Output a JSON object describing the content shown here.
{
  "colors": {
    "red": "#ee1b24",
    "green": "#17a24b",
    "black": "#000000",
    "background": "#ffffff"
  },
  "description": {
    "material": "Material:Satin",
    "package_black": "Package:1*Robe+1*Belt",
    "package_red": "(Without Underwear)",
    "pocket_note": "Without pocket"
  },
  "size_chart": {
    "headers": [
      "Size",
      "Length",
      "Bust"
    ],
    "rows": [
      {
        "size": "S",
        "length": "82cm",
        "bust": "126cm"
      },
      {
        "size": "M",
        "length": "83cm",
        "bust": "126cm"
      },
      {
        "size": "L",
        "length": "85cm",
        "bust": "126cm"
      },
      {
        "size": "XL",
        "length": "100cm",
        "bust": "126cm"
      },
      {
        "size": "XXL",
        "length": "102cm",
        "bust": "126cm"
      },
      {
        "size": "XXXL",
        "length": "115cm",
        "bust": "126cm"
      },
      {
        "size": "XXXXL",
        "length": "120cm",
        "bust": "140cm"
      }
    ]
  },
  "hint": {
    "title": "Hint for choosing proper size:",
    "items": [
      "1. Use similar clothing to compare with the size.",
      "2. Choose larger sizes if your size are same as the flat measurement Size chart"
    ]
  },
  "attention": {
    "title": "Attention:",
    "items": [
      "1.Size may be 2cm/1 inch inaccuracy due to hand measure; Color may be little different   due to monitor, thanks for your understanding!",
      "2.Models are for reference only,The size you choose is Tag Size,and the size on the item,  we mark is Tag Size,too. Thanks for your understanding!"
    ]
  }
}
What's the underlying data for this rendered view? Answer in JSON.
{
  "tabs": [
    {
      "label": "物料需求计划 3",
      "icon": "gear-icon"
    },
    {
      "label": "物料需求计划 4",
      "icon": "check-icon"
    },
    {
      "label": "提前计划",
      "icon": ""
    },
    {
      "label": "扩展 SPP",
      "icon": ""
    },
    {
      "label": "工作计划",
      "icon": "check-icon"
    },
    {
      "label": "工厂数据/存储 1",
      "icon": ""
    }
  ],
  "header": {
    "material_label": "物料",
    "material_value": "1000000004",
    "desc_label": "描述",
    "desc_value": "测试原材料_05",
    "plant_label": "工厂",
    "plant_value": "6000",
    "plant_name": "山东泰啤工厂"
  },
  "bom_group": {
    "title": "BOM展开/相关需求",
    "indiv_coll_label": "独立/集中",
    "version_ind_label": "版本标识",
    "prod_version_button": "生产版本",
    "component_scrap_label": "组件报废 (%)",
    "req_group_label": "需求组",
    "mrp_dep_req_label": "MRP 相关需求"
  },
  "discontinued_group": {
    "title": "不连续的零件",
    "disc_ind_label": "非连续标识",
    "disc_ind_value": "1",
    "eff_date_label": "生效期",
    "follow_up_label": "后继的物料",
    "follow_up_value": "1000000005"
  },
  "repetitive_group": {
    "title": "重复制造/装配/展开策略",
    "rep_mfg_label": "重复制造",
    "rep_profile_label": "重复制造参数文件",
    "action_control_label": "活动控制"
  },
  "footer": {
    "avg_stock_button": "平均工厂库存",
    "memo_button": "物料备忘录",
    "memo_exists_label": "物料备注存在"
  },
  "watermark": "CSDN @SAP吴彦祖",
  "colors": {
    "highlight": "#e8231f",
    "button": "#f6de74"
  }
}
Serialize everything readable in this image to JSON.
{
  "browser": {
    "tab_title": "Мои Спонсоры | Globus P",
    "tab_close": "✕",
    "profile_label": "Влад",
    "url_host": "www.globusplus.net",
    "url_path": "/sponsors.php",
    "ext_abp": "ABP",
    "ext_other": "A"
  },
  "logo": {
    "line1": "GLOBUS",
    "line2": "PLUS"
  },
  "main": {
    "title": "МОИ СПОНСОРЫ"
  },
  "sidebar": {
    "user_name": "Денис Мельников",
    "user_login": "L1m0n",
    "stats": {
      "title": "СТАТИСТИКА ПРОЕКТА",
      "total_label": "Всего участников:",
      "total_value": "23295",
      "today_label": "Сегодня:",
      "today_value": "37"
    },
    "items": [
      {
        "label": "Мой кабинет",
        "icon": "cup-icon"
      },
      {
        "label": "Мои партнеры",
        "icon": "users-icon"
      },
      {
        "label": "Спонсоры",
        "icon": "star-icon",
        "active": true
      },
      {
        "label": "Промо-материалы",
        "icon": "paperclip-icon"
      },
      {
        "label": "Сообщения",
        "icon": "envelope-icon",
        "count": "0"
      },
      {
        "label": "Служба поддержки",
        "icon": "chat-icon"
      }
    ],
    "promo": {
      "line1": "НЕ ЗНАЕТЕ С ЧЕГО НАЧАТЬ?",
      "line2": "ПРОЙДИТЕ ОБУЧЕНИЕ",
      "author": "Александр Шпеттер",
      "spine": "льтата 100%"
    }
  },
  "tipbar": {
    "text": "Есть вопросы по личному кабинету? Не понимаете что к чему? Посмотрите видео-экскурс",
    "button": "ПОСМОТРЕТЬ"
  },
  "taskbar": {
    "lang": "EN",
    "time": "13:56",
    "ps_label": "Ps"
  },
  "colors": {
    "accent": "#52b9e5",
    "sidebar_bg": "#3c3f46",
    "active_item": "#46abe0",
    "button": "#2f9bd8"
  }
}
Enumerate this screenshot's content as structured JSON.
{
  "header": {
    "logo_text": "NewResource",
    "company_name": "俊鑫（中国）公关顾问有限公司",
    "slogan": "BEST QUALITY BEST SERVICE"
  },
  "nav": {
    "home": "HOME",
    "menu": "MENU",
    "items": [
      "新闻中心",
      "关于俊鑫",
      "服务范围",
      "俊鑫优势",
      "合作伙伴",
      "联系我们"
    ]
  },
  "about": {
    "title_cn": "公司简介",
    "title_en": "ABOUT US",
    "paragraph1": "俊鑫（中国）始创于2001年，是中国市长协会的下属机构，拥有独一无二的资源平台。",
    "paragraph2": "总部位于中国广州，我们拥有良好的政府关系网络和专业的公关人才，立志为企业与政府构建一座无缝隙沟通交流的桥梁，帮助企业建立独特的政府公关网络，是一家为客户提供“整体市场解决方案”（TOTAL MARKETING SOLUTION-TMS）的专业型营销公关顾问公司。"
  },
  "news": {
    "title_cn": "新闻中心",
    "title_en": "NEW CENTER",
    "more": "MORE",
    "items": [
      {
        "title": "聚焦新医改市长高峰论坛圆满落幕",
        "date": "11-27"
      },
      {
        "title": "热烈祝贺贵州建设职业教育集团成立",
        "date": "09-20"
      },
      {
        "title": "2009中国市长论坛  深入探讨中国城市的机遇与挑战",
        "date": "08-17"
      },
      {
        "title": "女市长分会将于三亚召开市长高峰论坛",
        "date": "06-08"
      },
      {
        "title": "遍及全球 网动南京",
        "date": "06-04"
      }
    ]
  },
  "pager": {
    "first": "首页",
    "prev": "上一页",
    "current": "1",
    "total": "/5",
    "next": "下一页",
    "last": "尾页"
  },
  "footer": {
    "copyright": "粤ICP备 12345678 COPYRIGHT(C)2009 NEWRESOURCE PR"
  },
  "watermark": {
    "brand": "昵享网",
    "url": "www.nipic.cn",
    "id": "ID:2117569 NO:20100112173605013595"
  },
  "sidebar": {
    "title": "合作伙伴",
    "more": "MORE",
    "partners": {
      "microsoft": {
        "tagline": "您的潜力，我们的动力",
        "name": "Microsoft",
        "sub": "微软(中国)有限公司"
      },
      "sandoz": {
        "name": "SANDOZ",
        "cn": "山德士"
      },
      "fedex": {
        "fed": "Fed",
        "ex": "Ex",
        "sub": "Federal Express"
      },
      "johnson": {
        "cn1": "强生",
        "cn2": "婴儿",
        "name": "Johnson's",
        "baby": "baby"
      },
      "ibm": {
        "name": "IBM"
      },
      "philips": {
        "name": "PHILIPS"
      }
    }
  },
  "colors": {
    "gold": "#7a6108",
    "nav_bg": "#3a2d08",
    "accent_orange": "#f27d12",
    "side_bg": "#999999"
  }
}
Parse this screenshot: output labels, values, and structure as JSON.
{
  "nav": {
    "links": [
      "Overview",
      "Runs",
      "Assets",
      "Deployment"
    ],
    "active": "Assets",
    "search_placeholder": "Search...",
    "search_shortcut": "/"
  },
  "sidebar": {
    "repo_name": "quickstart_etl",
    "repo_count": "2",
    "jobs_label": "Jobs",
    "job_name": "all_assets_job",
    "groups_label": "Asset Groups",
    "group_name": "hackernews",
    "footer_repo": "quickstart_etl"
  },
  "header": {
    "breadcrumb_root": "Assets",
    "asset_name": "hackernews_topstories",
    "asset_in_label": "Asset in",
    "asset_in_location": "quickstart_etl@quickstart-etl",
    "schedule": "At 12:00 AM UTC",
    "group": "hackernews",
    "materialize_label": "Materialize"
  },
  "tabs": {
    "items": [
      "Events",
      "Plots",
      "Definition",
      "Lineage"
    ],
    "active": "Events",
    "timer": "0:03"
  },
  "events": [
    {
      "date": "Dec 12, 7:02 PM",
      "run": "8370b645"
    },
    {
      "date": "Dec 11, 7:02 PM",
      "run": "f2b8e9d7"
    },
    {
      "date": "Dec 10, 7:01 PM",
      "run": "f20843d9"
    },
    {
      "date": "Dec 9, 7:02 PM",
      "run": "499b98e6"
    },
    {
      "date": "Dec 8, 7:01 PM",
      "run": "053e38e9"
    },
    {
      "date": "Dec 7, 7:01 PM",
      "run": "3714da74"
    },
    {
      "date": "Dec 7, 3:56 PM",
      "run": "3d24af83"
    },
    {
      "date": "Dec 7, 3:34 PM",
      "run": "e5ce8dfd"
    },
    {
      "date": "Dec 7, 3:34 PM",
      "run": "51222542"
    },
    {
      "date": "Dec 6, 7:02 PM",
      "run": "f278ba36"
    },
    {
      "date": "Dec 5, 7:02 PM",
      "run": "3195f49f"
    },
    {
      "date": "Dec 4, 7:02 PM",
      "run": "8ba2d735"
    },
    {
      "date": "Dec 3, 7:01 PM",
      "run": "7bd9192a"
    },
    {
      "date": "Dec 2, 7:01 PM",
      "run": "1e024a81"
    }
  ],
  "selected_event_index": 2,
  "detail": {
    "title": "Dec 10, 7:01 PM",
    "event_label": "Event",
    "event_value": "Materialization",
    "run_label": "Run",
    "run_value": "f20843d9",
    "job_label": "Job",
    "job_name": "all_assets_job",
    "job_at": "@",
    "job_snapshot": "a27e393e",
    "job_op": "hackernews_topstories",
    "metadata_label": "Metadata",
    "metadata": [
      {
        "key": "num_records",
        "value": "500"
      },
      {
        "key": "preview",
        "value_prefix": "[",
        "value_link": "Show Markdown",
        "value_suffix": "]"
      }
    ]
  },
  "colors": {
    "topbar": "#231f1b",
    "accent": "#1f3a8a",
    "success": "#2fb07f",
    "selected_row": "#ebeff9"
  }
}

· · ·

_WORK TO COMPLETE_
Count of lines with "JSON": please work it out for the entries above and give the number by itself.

_SOLUTION_
5